They Are Human, Too
"The amount of hopes and dreams a person has should not predict the amount of smiles they receive." - Melissa McPheeters
I opted to be homeschooled for high school. For me, in the small desert town I grew up in, homeschooling meant that I would do my work self-paced and check in with a teacher once a month. I would go grocery shopping with my mom every week, enjoying that people suspected I should be in school at those hours.
There was a man who played guitar outside of WalMart. My mom would let me sit with him and chat while she got groceries. I learned that his daughter had bought him his cell phone (a flip phone back then) to be able to stay in touch. She worried about him. He was kind and would share stories about his life. He was human.
There was a man who would ask for a cigarette or spare change while my mom smoked outside of the next store (she shopped the sales and couponed like no one's business). She would always say "I just think that that could be your uncle or your brother, and I hope someone would be kind to them." He was human, too.
The people our society often keeps relegated to the fringes are no less human because of it, especially those experiencing homelessness, addiction, and mental illness. These three health challenges often intersect in significant ways. It can create discomfort it those of us who can't relate; we avert our gaze from making any kind of eye contact. We don't see them. They begin to feel invisible. They are human.
People often worry about extending a dollar or some change to a person experiencing homelessness, citing that the person will use it to buy drugs or alcohol. There are two problems with this assumption. One, that not all folks in this position are alcoholics or addicted to substances. Two, that buying drugs or alcohol is inherently a problem: dying from withdrawal is real (for a more detailed list of symptoms, click here). Often, seeking medical attention is not a viable pathway. People do not deserve to die as a result of our inability to collectively support them. In this context and others.
What else can you do, other than give money?

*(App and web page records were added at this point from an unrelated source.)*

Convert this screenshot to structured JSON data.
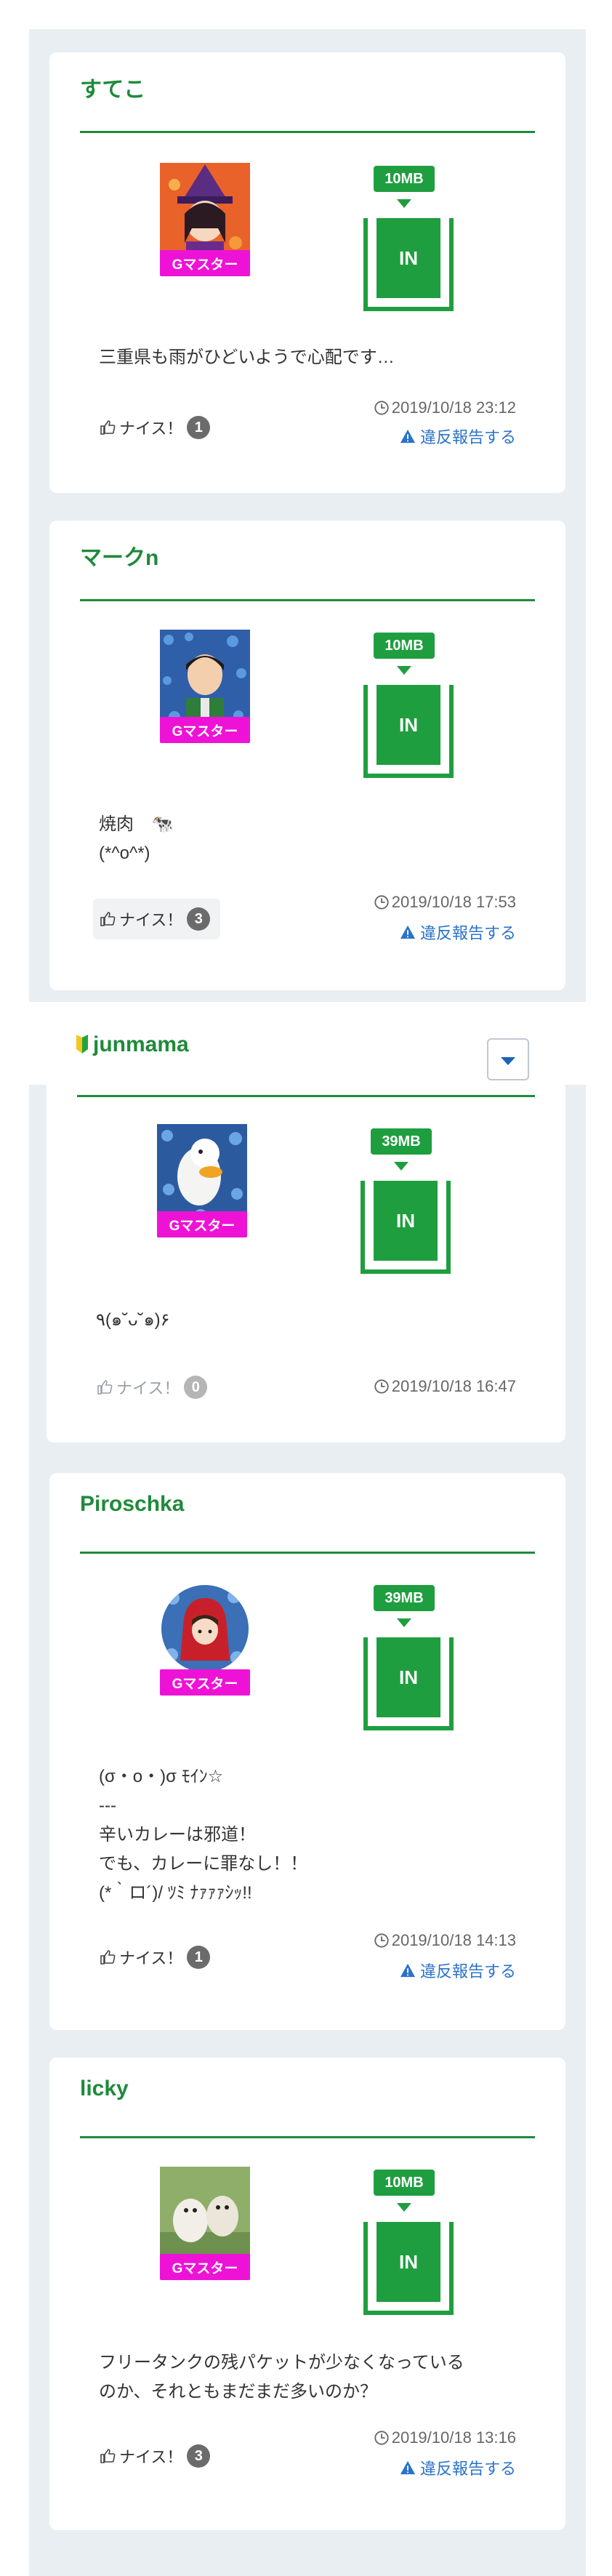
{
  "posts": [
    {
      "author": "すてこ",
      "badge": "Gマスター",
      "usage": "10MB",
      "in_label": "IN",
      "comment": "三重県も雨がひどいようで心配です…",
      "nice_label": "ナイス！",
      "nice_count": "1",
      "timestamp": "2019/10/18 23:12",
      "report": "違反報告する",
      "avatar": "witch-girl"
    },
    {
      "author": "マークn",
      "badge": "Gマスター",
      "usage": "10MB",
      "in_label": "IN",
      "comment": "焼肉　🐄\n(*^o^*)",
      "nice_label": "ナイス！",
      "nice_count": "3",
      "timestamp": "2019/10/18 17:53",
      "report": "違反報告する",
      "avatar": "boy-flowers"
    },
    {
      "author": "junmama",
      "badge": "Gマスター",
      "usage": "39MB",
      "in_label": "IN",
      "comment": "٩(๑˘ᴗ˘๑)۶",
      "nice_label": "ナイス！",
      "nice_count": "0",
      "timestamp": "2019/10/18 16:47",
      "report": "",
      "avatar": "duck-flowers",
      "beginner_icon": "beginner-mark-icon"
    },
    {
      "author": "Piroschka",
      "badge": "Gマスター",
      "usage": "39MB",
      "in_label": "IN",
      "comment": "(σ・o・)σ ﾓｲﾝ☆\n---\n辛いカレーは邪道！\nでも、カレーに罪なし！！\n(*｀ロ´)/ ﾂﾐ ﾅｧｧｧｼｯ!!",
      "nice_label": "ナイス！",
      "nice_count": "1",
      "timestamp": "2019/10/18 14:13",
      "report": "違反報告する",
      "avatar": "red-hood-round"
    },
    {
      "author": "licky",
      "badge": "Gマスター",
      "usage": "10MB",
      "in_label": "IN",
      "comment": "フリータンクの残パケットが少なくなっている\nのか、それともまだまだ多いのか？",
      "nice_label": "ナイス！",
      "nice_count": "3",
      "timestamp": "2019/10/18 13:16",
      "report": "違反報告する",
      "avatar": "puppies"
    }
  ],
  "colors": {
    "brand_green": "#1f8a3b",
    "badge_magenta": "#ee12d6",
    "link_blue": "#2b73c9"
  }
}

Carry individually packaged, non-perishable snacks like crackers, nuts, and cookies to offer. If someone turns you down (especially if they haven't asked for food specifically), don't take it personally. People have health conditions, food allergies, and other reasons that they may decline an offer of food. The same goes for a warm cup of coffee. Unfortunately, there are people in the world who have and will put laxatives and other things into food that they then give out under a guise of kindness. If someone is experiencing homelessness, becoming ill can be the difference between life and death.
Carry hand warmers and warm gloves in the winter time; bottled water, hand sanitizer, and now even masks and single-use gloves during the pandemic.
Make eye contact. Smile. Wave. It is free to do any or all of these things, and does not obligate you to doing anything further.
Averting your gaze, staunchly ignoring, grimacing or frowning...these things can make the recipient feel dehumanized. And it is dehumanizing them in your mind, too. Reinforcing the stereotypes and biases our brains have been socialized to concoct.
Extend kindness and compassion. They exist with inherent dignity and worth for no other reason than their humanness. They are human, too.